Task: Below are the records; print them again exactly and omit the pictures.

Dataset:
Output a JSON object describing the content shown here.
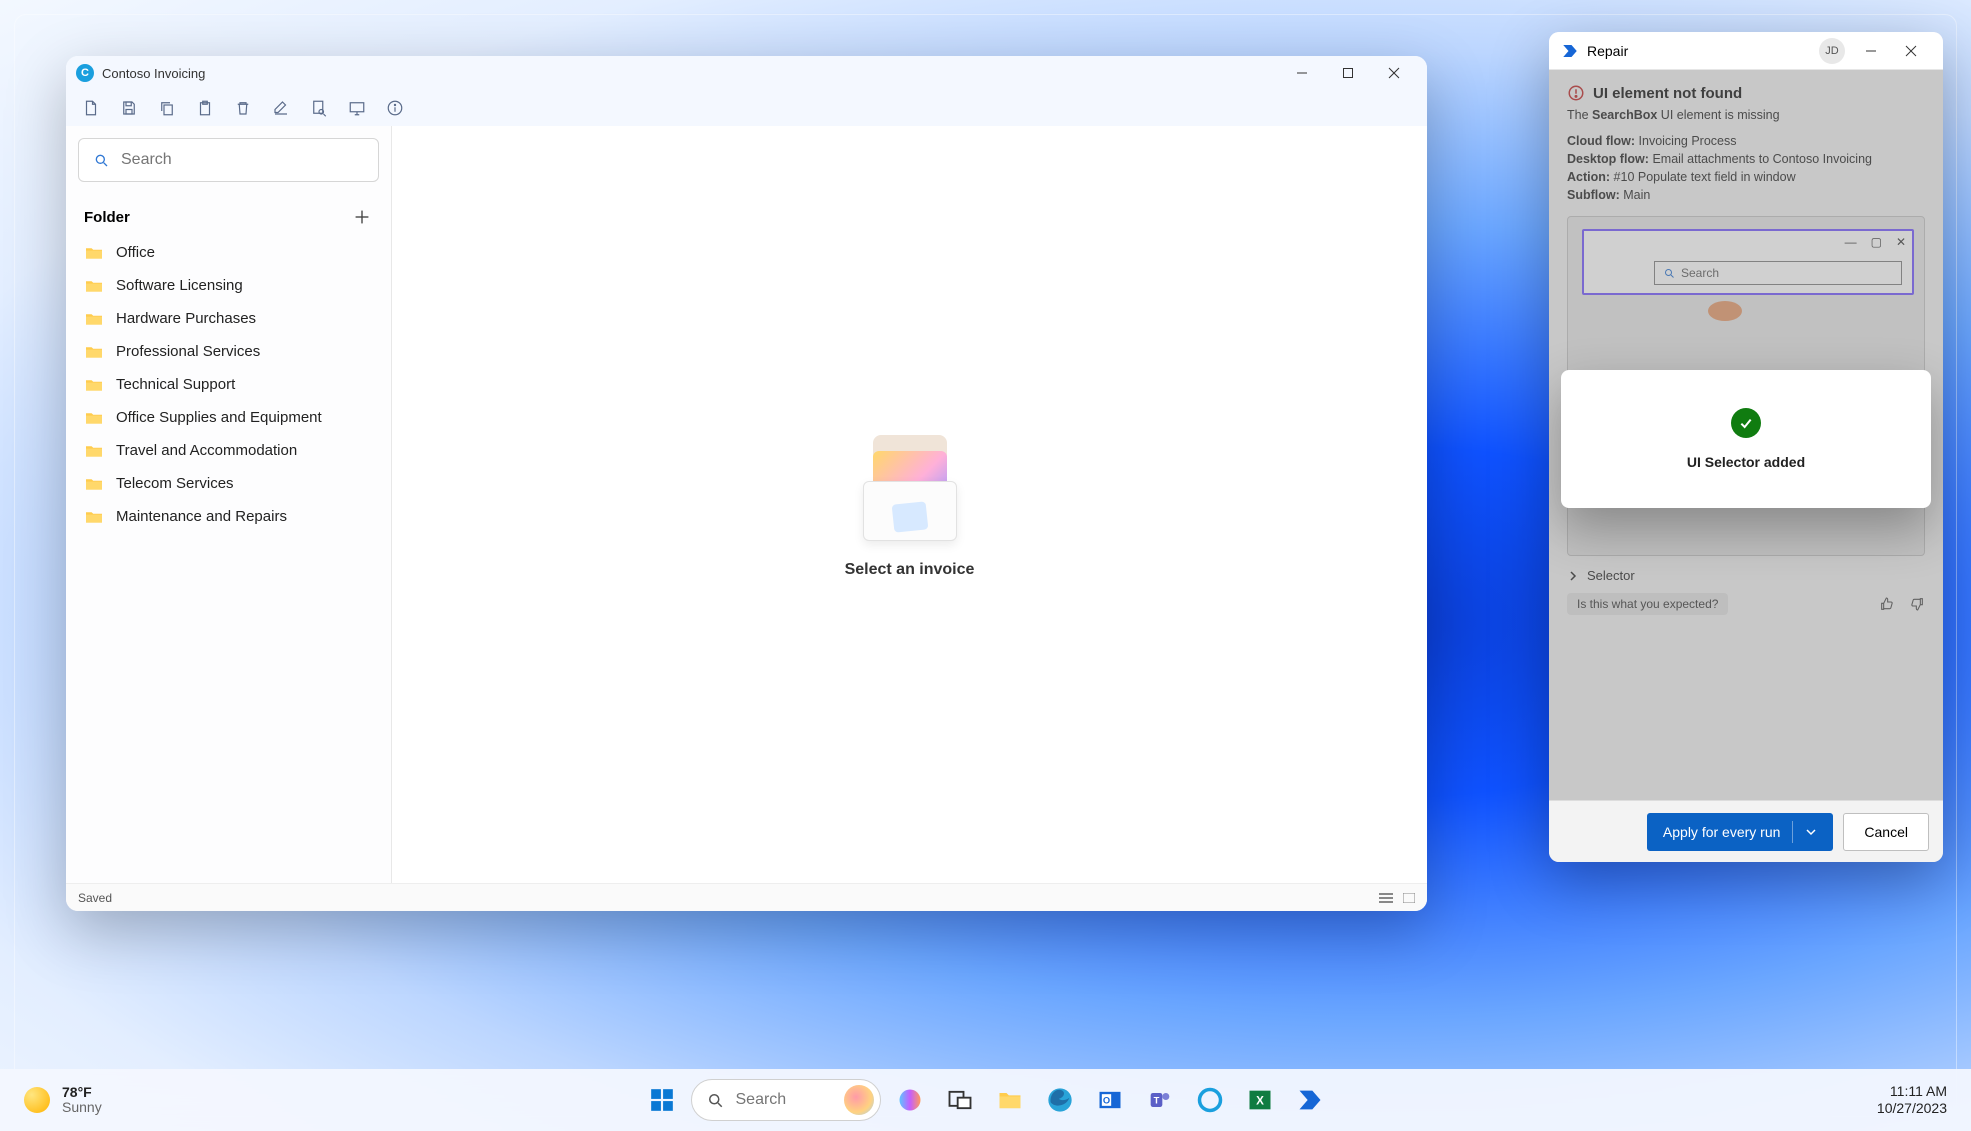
{
  "app": {
    "title": "Contoso Invoicing",
    "search_placeholder": "Search",
    "folder_header": "Folder",
    "folders": [
      "Office",
      "Software Licensing",
      "Hardware Purchases",
      "Professional Services",
      "Technical Support",
      "Office Supplies and Equipment",
      "Travel and Accommodation",
      "Telecom Services",
      "Maintenance and Repairs"
    ],
    "empty_state": "Select an invoice",
    "status": "Saved"
  },
  "repair": {
    "title": "Repair",
    "avatar": "JD",
    "error_title": "UI element not found",
    "error_desc_pre": "The ",
    "error_desc_bold": "SearchBox",
    "error_desc_post": " UI element is missing",
    "cloud_flow_label": "Cloud flow:",
    "cloud_flow_value": "Invoicing Process",
    "desktop_flow_label": "Desktop flow:",
    "desktop_flow_value": "Email attachments to Contoso Invoicing",
    "action_label": "Action:",
    "action_value": "#10 Populate text field in window",
    "subflow_label": "Subflow:",
    "subflow_value": "Main",
    "preview_search_placeholder": "Search",
    "selector_label": "Selector",
    "feedback_question": "Is this what you expected?",
    "apply_button": "Apply for every run",
    "cancel_button": "Cancel",
    "toast_message": "UI Selector added"
  },
  "taskbar": {
    "temp": "78°F",
    "condition": "Sunny",
    "search_placeholder": "Search",
    "time": "11:11 AM",
    "date": "10/27/2023"
  }
}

Response:
Output a JSON object describing the content shown here.
{
  "app": {
    "title": "Contoso Invoicing",
    "search_placeholder": "Search",
    "folder_header": "Folder",
    "folders": [
      "Office",
      "Software Licensing",
      "Hardware Purchases",
      "Professional Services",
      "Technical Support",
      "Office Supplies and Equipment",
      "Travel and Accommodation",
      "Telecom Services",
      "Maintenance and Repairs"
    ],
    "empty_state": "Select an invoice",
    "status": "Saved"
  },
  "repair": {
    "title": "Repair",
    "avatar": "JD",
    "error_title": "UI element not found",
    "error_desc_pre": "The ",
    "error_desc_bold": "SearchBox",
    "error_desc_post": " UI element is missing",
    "cloud_flow_label": "Cloud flow:",
    "cloud_flow_value": "Invoicing Process",
    "desktop_flow_label": "Desktop flow:",
    "desktop_flow_value": "Email attachments to Contoso Invoicing",
    "action_label": "Action:",
    "action_value": "#10 Populate text field in window",
    "subflow_label": "Subflow:",
    "subflow_value": "Main",
    "preview_search_placeholder": "Search",
    "selector_label": "Selector",
    "feedback_question": "Is this what you expected?",
    "apply_button": "Apply for every run",
    "cancel_button": "Cancel",
    "toast_message": "UI Selector added"
  },
  "taskbar": {
    "temp": "78°F",
    "condition": "Sunny",
    "search_placeholder": "Search",
    "time": "11:11 AM",
    "date": "10/27/2023"
  }
}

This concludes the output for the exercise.